Organizations that have not yet patched a 9.8 severity vulnerability in Zyxel network devices have emerged as the No. 1 public nuisance, as a significant number of them continue to be exploited and grappled with botnets that carry out DDoS attacks.
Zyxel fixed the bug on April 25. Five weeks later, Shadowserver, an organization that monitors internet threats in real time, warned that many Zyxel firewalls and VPN servers had been compromised by attacks that could not be stopped. The Shadowserver rating at the time was “If you expose a vulnerable device, assume a compromise.”
On Wednesday — 12 weeks since Zyxel released a patch and seven weeks since Shadowserver sounded the alarm — security firm Fortinet published a study reporting an increase in exploit activity by multiple threat actors in recent weeks. As with the active compromises reported by Shadowserver, the attacks largely came from variants based on Mirai, an open source application that hackers use to identify and exploit common vulnerabilities in routers and other Internet of Things devices.

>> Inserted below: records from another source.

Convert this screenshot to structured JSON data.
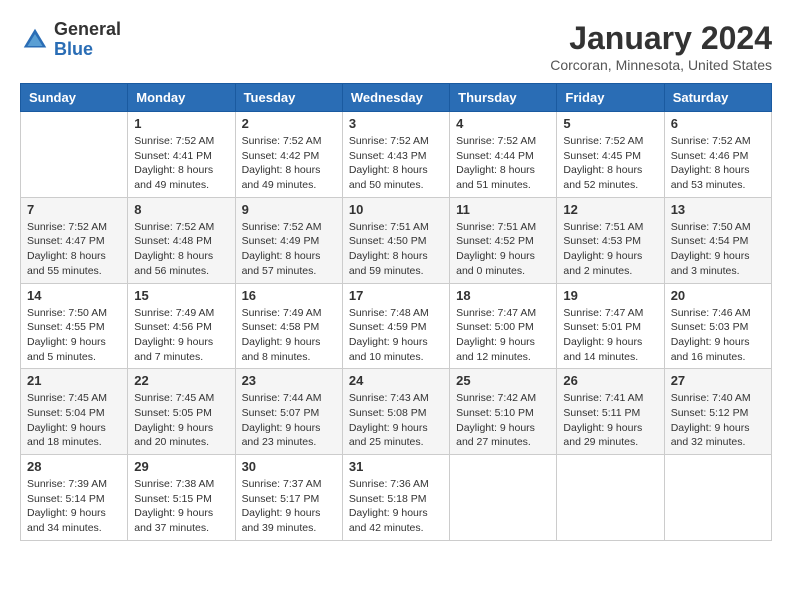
{
  "header": {
    "logo": {
      "general": "General",
      "blue": "Blue"
    },
    "title": "January 2024",
    "location": "Corcoran, Minnesota, United States"
  },
  "calendar": {
    "headers": [
      "Sunday",
      "Monday",
      "Tuesday",
      "Wednesday",
      "Thursday",
      "Friday",
      "Saturday"
    ],
    "weeks": [
      [
        {
          "day": "",
          "sunrise": "",
          "sunset": "",
          "daylight": ""
        },
        {
          "day": "1",
          "sunrise": "Sunrise: 7:52 AM",
          "sunset": "Sunset: 4:41 PM",
          "daylight": "Daylight: 8 hours and 49 minutes."
        },
        {
          "day": "2",
          "sunrise": "Sunrise: 7:52 AM",
          "sunset": "Sunset: 4:42 PM",
          "daylight": "Daylight: 8 hours and 49 minutes."
        },
        {
          "day": "3",
          "sunrise": "Sunrise: 7:52 AM",
          "sunset": "Sunset: 4:43 PM",
          "daylight": "Daylight: 8 hours and 50 minutes."
        },
        {
          "day": "4",
          "sunrise": "Sunrise: 7:52 AM",
          "sunset": "Sunset: 4:44 PM",
          "daylight": "Daylight: 8 hours and 51 minutes."
        },
        {
          "day": "5",
          "sunrise": "Sunrise: 7:52 AM",
          "sunset": "Sunset: 4:45 PM",
          "daylight": "Daylight: 8 hours and 52 minutes."
        },
        {
          "day": "6",
          "sunrise": "Sunrise: 7:52 AM",
          "sunset": "Sunset: 4:46 PM",
          "daylight": "Daylight: 8 hours and 53 minutes."
        }
      ],
      [
        {
          "day": "7",
          "sunrise": "Sunrise: 7:52 AM",
          "sunset": "Sunset: 4:47 PM",
          "daylight": "Daylight: 8 hours and 55 minutes."
        },
        {
          "day": "8",
          "sunrise": "Sunrise: 7:52 AM",
          "sunset": "Sunset: 4:48 PM",
          "daylight": "Daylight: 8 hours and 56 minutes."
        },
        {
          "day": "9",
          "sunrise": "Sunrise: 7:52 AM",
          "sunset": "Sunset: 4:49 PM",
          "daylight": "Daylight: 8 hours and 57 minutes."
        },
        {
          "day": "10",
          "sunrise": "Sunrise: 7:51 AM",
          "sunset": "Sunset: 4:50 PM",
          "daylight": "Daylight: 8 hours and 59 minutes."
        },
        {
          "day": "11",
          "sunrise": "Sunrise: 7:51 AM",
          "sunset": "Sunset: 4:52 PM",
          "daylight": "Daylight: 9 hours and 0 minutes."
        },
        {
          "day": "12",
          "sunrise": "Sunrise: 7:51 AM",
          "sunset": "Sunset: 4:53 PM",
          "daylight": "Daylight: 9 hours and 2 minutes."
        },
        {
          "day": "13",
          "sunrise": "Sunrise: 7:50 AM",
          "sunset": "Sunset: 4:54 PM",
          "daylight": "Daylight: 9 hours and 3 minutes."
        }
      ],
      [
        {
          "day": "14",
          "sunrise": "Sunrise: 7:50 AM",
          "sunset": "Sunset: 4:55 PM",
          "daylight": "Daylight: 9 hours and 5 minutes."
        },
        {
          "day": "15",
          "sunrise": "Sunrise: 7:49 AM",
          "sunset": "Sunset: 4:56 PM",
          "daylight": "Daylight: 9 hours and 7 minutes."
        },
        {
          "day": "16",
          "sunrise": "Sunrise: 7:49 AM",
          "sunset": "Sunset: 4:58 PM",
          "daylight": "Daylight: 9 hours and 8 minutes."
        },
        {
          "day": "17",
          "sunrise": "Sunrise: 7:48 AM",
          "sunset": "Sunset: 4:59 PM",
          "daylight": "Daylight: 9 hours and 10 minutes."
        },
        {
          "day": "18",
          "sunrise": "Sunrise: 7:47 AM",
          "sunset": "Sunset: 5:00 PM",
          "daylight": "Daylight: 9 hours and 12 minutes."
        },
        {
          "day": "19",
          "sunrise": "Sunrise: 7:47 AM",
          "sunset": "Sunset: 5:01 PM",
          "daylight": "Daylight: 9 hours and 14 minutes."
        },
        {
          "day": "20",
          "sunrise": "Sunrise: 7:46 AM",
          "sunset": "Sunset: 5:03 PM",
          "daylight": "Daylight: 9 hours and 16 minutes."
        }
      ],
      [
        {
          "day": "21",
          "sunrise": "Sunrise: 7:45 AM",
          "sunset": "Sunset: 5:04 PM",
          "daylight": "Daylight: 9 hours and 18 minutes."
        },
        {
          "day": "22",
          "sunrise": "Sunrise: 7:45 AM",
          "sunset": "Sunset: 5:05 PM",
          "daylight": "Daylight: 9 hours and 20 minutes."
        },
        {
          "day": "23",
          "sunrise": "Sunrise: 7:44 AM",
          "sunset": "Sunset: 5:07 PM",
          "daylight": "Daylight: 9 hours and 23 minutes."
        },
        {
          "day": "24",
          "sunrise": "Sunrise: 7:43 AM",
          "sunset": "Sunset: 5:08 PM",
          "daylight": "Daylight: 9 hours and 25 minutes."
        },
        {
          "day": "25",
          "sunrise": "Sunrise: 7:42 AM",
          "sunset": "Sunset: 5:10 PM",
          "daylight": "Daylight: 9 hours and 27 minutes."
        },
        {
          "day": "26",
          "sunrise": "Sunrise: 7:41 AM",
          "sunset": "Sunset: 5:11 PM",
          "daylight": "Daylight: 9 hours and 29 minutes."
        },
        {
          "day": "27",
          "sunrise": "Sunrise: 7:40 AM",
          "sunset": "Sunset: 5:12 PM",
          "daylight": "Daylight: 9 hours and 32 minutes."
        }
      ],
      [
        {
          "day": "28",
          "sunrise": "Sunrise: 7:39 AM",
          "sunset": "Sunset: 5:14 PM",
          "daylight": "Daylight: 9 hours and 34 minutes."
        },
        {
          "day": "29",
          "sunrise": "Sunrise: 7:38 AM",
          "sunset": "Sunset: 5:15 PM",
          "daylight": "Daylight: 9 hours and 37 minutes."
        },
        {
          "day": "30",
          "sunrise": "Sunrise: 7:37 AM",
          "sunset": "Sunset: 5:17 PM",
          "daylight": "Daylight: 9 hours and 39 minutes."
        },
        {
          "day": "31",
          "sunrise": "Sunrise: 7:36 AM",
          "sunset": "Sunset: 5:18 PM",
          "daylight": "Daylight: 9 hours and 42 minutes."
        },
        {
          "day": "",
          "sunrise": "",
          "sunset": "",
          "daylight": ""
        },
        {
          "day": "",
          "sunrise": "",
          "sunset": "",
          "daylight": ""
        },
        {
          "day": "",
          "sunrise": "",
          "sunset": "",
          "daylight": ""
        }
      ]
    ]
  }
}
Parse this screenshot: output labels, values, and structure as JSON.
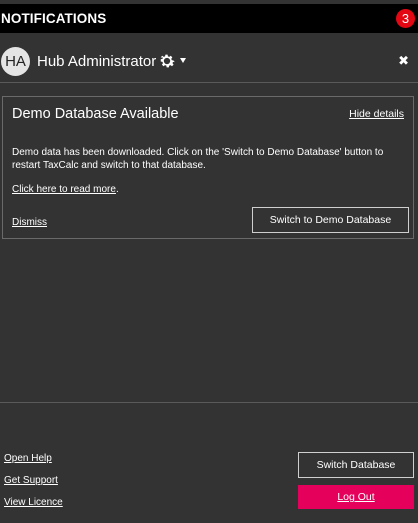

When successful, Mirai assembles the devices into botnets that can potentially carry out massively distributed denial-of-service attacks.
To increase the urgency of patching the Zyxel vulnerability, researchers published exploit code in June that anyone could download and embed in their own botnet software. Despite the clear and imminent threat, plenty of vulnerable devices remain even as attacks continue to increase, Fortinet researcher Cara Lin said in Thursday’s report. Lin wrote:
Since the release of the exploit module, there has been a steady increase in malicious activity. Analysis conducted by FortiGuard Labs has identified a significant increase in attack outbreaks from May, as shown in the trigger count graph in Figure 1. We also identified multiple botnets, including Dark.IoT, a variant based on Mirai, as well as another botnet using custom DDoS attack methods. In this article, we provide a detailed explanation of the payload delivered via CVE-2023-28771 and associated botnets.
The vulnerability used to compromise the Zyxel devices, tracked as CVE-2023-28771, is an unauthenticated command injection vulnerability with a severity rating of 9.8. The flaw can be exploited with a specially crafted IKEv2 packet to the device’s UDP port 500 to execute malicious code. Zyxel’s disclosure of the flaw is here.
CVE-2023-28771 exists in standard configurations of the manufacturer’s firewall and VPN devices. They include Zyxel ZyWALL/USG series firmware versions 4.60 through 4.73, VPN series firmware versions 4.60 through 5.35, USG FLEX series firmware versions 4.60 through 5.35, and ATP series firmware versions 4.60 through 5.35.
Fortinet’s Lin said that attacks exploiting CVE-2023-28771 over the past month come from various IP addresses and specifically target the ability to inject commands into an Internet Key Exchange packet sent by Zyxel devices. The attacks are carried out using tools such as curl and wget, which download malicious scripts from attacker-controlled servers.
In addition to Dark.IoT, Rapperbot and Katana are other botnet software exploiting the vulnerability, the latter of which is closely associated with a Telegram channel known as “SHINJI.APP | Katana botnet.”
Given the ability of exploits to execute directly on sensitive security devices, one might assume that affected organizations would have patched the underlying vulnerability by now. Unfortunately, the continued successful exploit attempts show that a non-trivial number of them still haven’t.
“The presence of exposed vulnerabilities in devices can lead to significant risks,” Lin noted. “Once an attacker gains control of a vulnerable device, they can integrate it into their botnet, allowing them to launch additional attacks, such as DDoS. To effectively address this threat, it is crucial to prioritize patching and updating wherever possible.”